Work task
Would you please write out each of the entries below exactly, omitting pictures?

Available data
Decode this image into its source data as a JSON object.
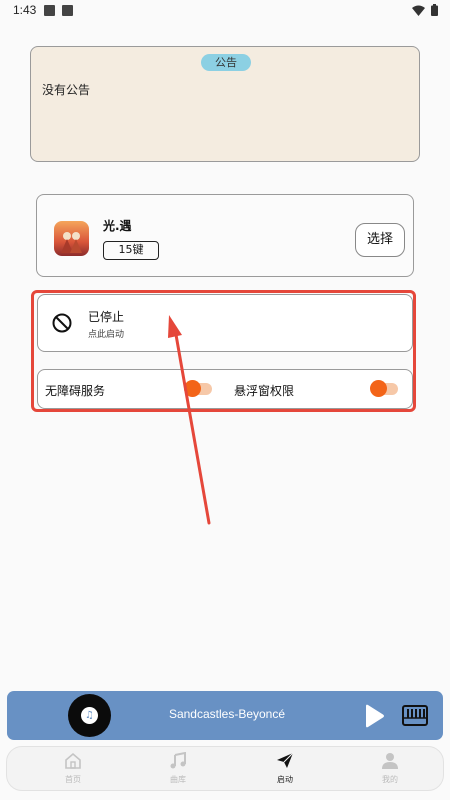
{
  "status_bar": {
    "time": "1:43"
  },
  "notice": {
    "badge": "公告",
    "text": "没有公告"
  },
  "game": {
    "name": "光.遇",
    "key_badge": "15键",
    "select_label": "选择"
  },
  "service": {
    "status_title": "已停止",
    "status_subtitle": "点此启动"
  },
  "permissions": {
    "accessibility_label": "无障碍服务",
    "overlay_label": "悬浮窗权限"
  },
  "player": {
    "song": "Sandcastles-Beyoncé"
  },
  "nav": {
    "items": [
      {
        "label": "首页",
        "icon": "home-icon"
      },
      {
        "label": "曲库",
        "icon": "music-note-icon"
      },
      {
        "label": "启动",
        "icon": "paper-plane-icon"
      },
      {
        "label": "我的",
        "icon": "person-icon"
      }
    ],
    "active": "启动"
  },
  "colors": {
    "accent_orange": "#f36418",
    "highlight_red": "#e5473a",
    "player_blue": "#6891c4",
    "notice_bg": "#f4ece0",
    "badge_blue": "#8cd0e3"
  }
}
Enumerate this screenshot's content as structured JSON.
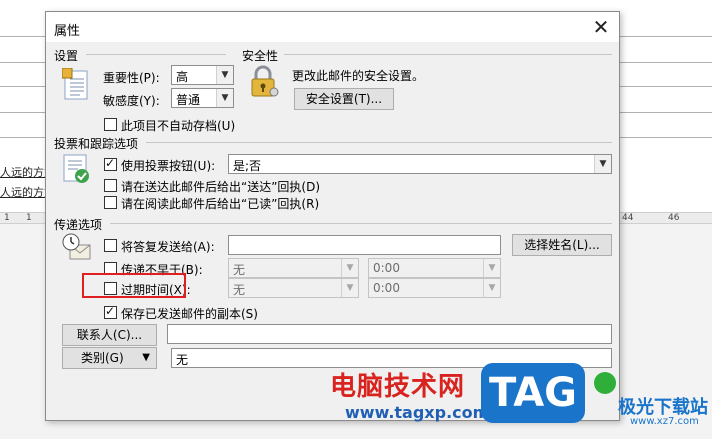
{
  "background": {
    "doc_text_1": "人远的方式",
    "doc_text_2": "人远的方式",
    "ruler_marks": [
      "44",
      "46"
    ],
    "ruler_marks_left": [
      "1",
      "1"
    ]
  },
  "dialog": {
    "title": "属性",
    "close_glyph": "✕",
    "settings": {
      "group_title": "设置",
      "importance_label": "重要性(P):",
      "importance_value": "高",
      "sensitivity_label": "敏感度(Y):",
      "sensitivity_value": "普通",
      "no_autoarchive_label": "此项目不自动存档(U)"
    },
    "security": {
      "group_title": "安全性",
      "description": "更改此邮件的安全设置。",
      "button_label": "安全设置(T)..."
    },
    "voting": {
      "group_title": "投票和跟踪选项",
      "use_voting_label": "使用投票按钮(U):",
      "use_voting_checked": true,
      "voting_value": "是;否",
      "delivery_receipt_label": "请在送达此邮件后给出“送达”回执(D)",
      "read_receipt_label": "请在阅读此邮件后给出“已读”回执(R)"
    },
    "delivery": {
      "group_title": "传递选项",
      "reply_to_label": "将答复发送给(A):",
      "reply_to_value": "",
      "select_names_button": "选择姓名(L)...",
      "not_before_label": "传递不早于(B):",
      "not_before_date": "无",
      "not_before_time": "0:00",
      "expires_label": "过期时间(X):",
      "expires_date": "无",
      "expires_time": "0:00",
      "save_copy_label": "保存已发送邮件的副本(S)",
      "save_copy_checked": true
    },
    "contacts_button": "联系人(C)...",
    "contacts_value": "",
    "categories_button": "类别(G)",
    "categories_value": "无"
  },
  "watermark": {
    "brand_text": "电脑技术网",
    "brand_url": "www.tagxp.com",
    "tag_text": "TAG",
    "site_name": "极光下载站",
    "site_url": "www.xz7.com"
  },
  "colors": {
    "dialog_bg": "#f0f0f0",
    "highlight_red": "#e02020",
    "watermark_red": "#d8231f",
    "watermark_blue": "#1a74c9"
  }
}
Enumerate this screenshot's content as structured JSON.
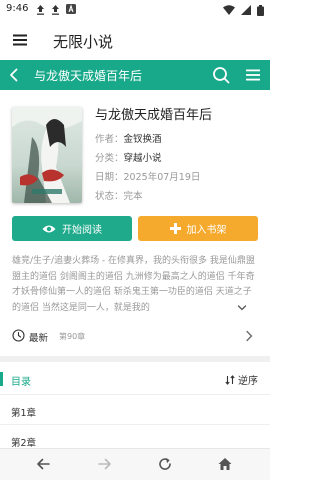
{
  "status_bar": {
    "time": "9:46",
    "left_icons": [
      "upload-icon",
      "upload-icon",
      "a-badge-icon"
    ],
    "right_icons": [
      "wifi-icon",
      "signal-icon",
      "battery-icon"
    ]
  },
  "app_bar": {
    "title": "无限小说"
  },
  "book_header": {
    "title": "与龙傲天成婚百年后"
  },
  "book": {
    "title": "与龙傲天成婚百年后",
    "author_label": "作者：",
    "author": "金钗换酒",
    "category_label": "分类：",
    "category": "穿越小说",
    "date_label": "日期：",
    "date": "2025年07月19日",
    "status_label": "状态：",
    "status": "完本"
  },
  "actions": {
    "read_label": "开始阅读",
    "shelf_label": "加入书架"
  },
  "description": "雄竞/生子/追妻火葬场 - 在修真界，我的头衔很多 我是仙鼎盟盟主的道侣 剑阁阁主的道侣 九洲修为最高之人的道侣 千年奇才妖骨修仙第一人的道侣 斩杀鬼王第一功臣的道侣 天道之子的道侣 当然这是同一人，就是我的",
  "latest": {
    "label": "最新",
    "chapter": "第90章"
  },
  "toc": {
    "label": "目录",
    "sort_label": "逆序",
    "chapters": [
      "第1章",
      "第2章"
    ]
  },
  "colors": {
    "teal": "#18a98a",
    "orange": "#f5aa2e"
  }
}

Response to the exercise
Decode this image into its source data as a JSON object.
{
  "status_bar": {
    "time": "1:43"
  },
  "notice": {
    "badge": "公告",
    "text": "没有公告"
  },
  "game": {
    "name": "光.遇",
    "key_badge": "15键",
    "select_label": "选择"
  },
  "service": {
    "status_title": "已停止",
    "status_subtitle": "点此启动"
  },
  "permissions": {
    "accessibility_label": "无障碍服务",
    "overlay_label": "悬浮窗权限"
  },
  "player": {
    "song": "Sandcastles-Beyoncé"
  },
  "nav": {
    "items": [
      {
        "label": "首页",
        "icon": "home-icon"
      },
      {
        "label": "曲库",
        "icon": "music-note-icon"
      },
      {
        "label": "启动",
        "icon": "paper-plane-icon"
      },
      {
        "label": "我的",
        "icon": "person-icon"
      }
    ],
    "active": "启动"
  },
  "colors": {
    "accent_orange": "#f36418",
    "highlight_red": "#e5473a",
    "player_blue": "#6891c4",
    "notice_bg": "#f4ece0",
    "badge_blue": "#8cd0e3"
  }
}
Enumerate this screenshot's content as structured JSON.
{
  "background": {
    "doc_text_1": "人远的方式",
    "doc_text_2": "人远的方式",
    "ruler_marks": [
      "44",
      "46"
    ],
    "ruler_marks_left": [
      "1",
      "1"
    ]
  },
  "dialog": {
    "title": "属性",
    "close_glyph": "✕",
    "settings": {
      "group_title": "设置",
      "importance_label": "重要性(P):",
      "importance_value": "高",
      "sensitivity_label": "敏感度(Y):",
      "sensitivity_value": "普通",
      "no_autoarchive_label": "此项目不自动存档(U)"
    },
    "security": {
      "group_title": "安全性",
      "description": "更改此邮件的安全设置。",
      "button_label": "安全设置(T)..."
    },
    "voting": {
      "group_title": "投票和跟踪选项",
      "use_voting_label": "使用投票按钮(U):",
      "use_voting_checked": true,
      "voting_value": "是;否",
      "delivery_receipt_label": "请在送达此邮件后给出“送达”回执(D)",
      "read_receipt_label": "请在阅读此邮件后给出“已读”回执(R)"
    },
    "delivery": {
      "group_title": "传递选项",
      "reply_to_label": "将答复发送给(A):",
      "reply_to_value": "",
      "select_names_button": "选择姓名(L)...",
      "not_before_label": "传递不早于(B):",
      "not_before_date": "无",
      "not_before_time": "0:00",
      "expires_label": "过期时间(X):",
      "expires_date": "无",
      "expires_time": "0:00",
      "save_copy_label": "保存已发送邮件的副本(S)",
      "save_copy_checked": true
    },
    "contacts_button": "联系人(C)...",
    "contacts_value": "",
    "categories_button": "类别(G)",
    "categories_value": "无"
  },
  "watermark": {
    "brand_text": "电脑技术网",
    "brand_url": "www.tagxp.com",
    "tag_text": "TAG",
    "site_name": "极光下载站",
    "site_url": "www.xz7.com"
  },
  "colors": {
    "dialog_bg": "#f0f0f0",
    "highlight_red": "#e02020",
    "watermark_red": "#d8231f",
    "watermark_blue": "#1a74c9"
  }
}
Enumerate this screenshot's content as structured JSON.
{
  "status_bar": {
    "time": "9:46",
    "left_icons": [
      "upload-icon",
      "upload-icon",
      "a-badge-icon"
    ],
    "right_icons": [
      "wifi-icon",
      "signal-icon",
      "battery-icon"
    ]
  },
  "app_bar": {
    "title": "无限小说"
  },
  "book_header": {
    "title": "与龙傲天成婚百年后"
  },
  "book": {
    "title": "与龙傲天成婚百年后",
    "author_label": "作者：",
    "author": "金钗换酒",
    "category_label": "分类：",
    "category": "穿越小说",
    "date_label": "日期：",
    "date": "2025年07月19日",
    "status_label": "状态：",
    "status": "完本"
  },
  "actions": {
    "read_label": "开始阅读",
    "shelf_label": "加入书架"
  },
  "description": "雄竞/生子/追妻火葬场 - 在修真界，我的头衔很多 我是仙鼎盟盟主的道侣 剑阁阁主的道侣 九洲修为最高之人的道侣 千年奇才妖骨修仙第一人的道侣 斩杀鬼王第一功臣的道侣 天道之子的道侣 当然这是同一人，就是我的",
  "latest": {
    "label": "最新",
    "chapter": "第90章"
  },
  "toc": {
    "label": "目录",
    "sort_label": "逆序",
    "chapters": [
      "第1章",
      "第2章"
    ]
  },
  "colors": {
    "teal": "#18a98a",
    "orange": "#f5aa2e"
  }
}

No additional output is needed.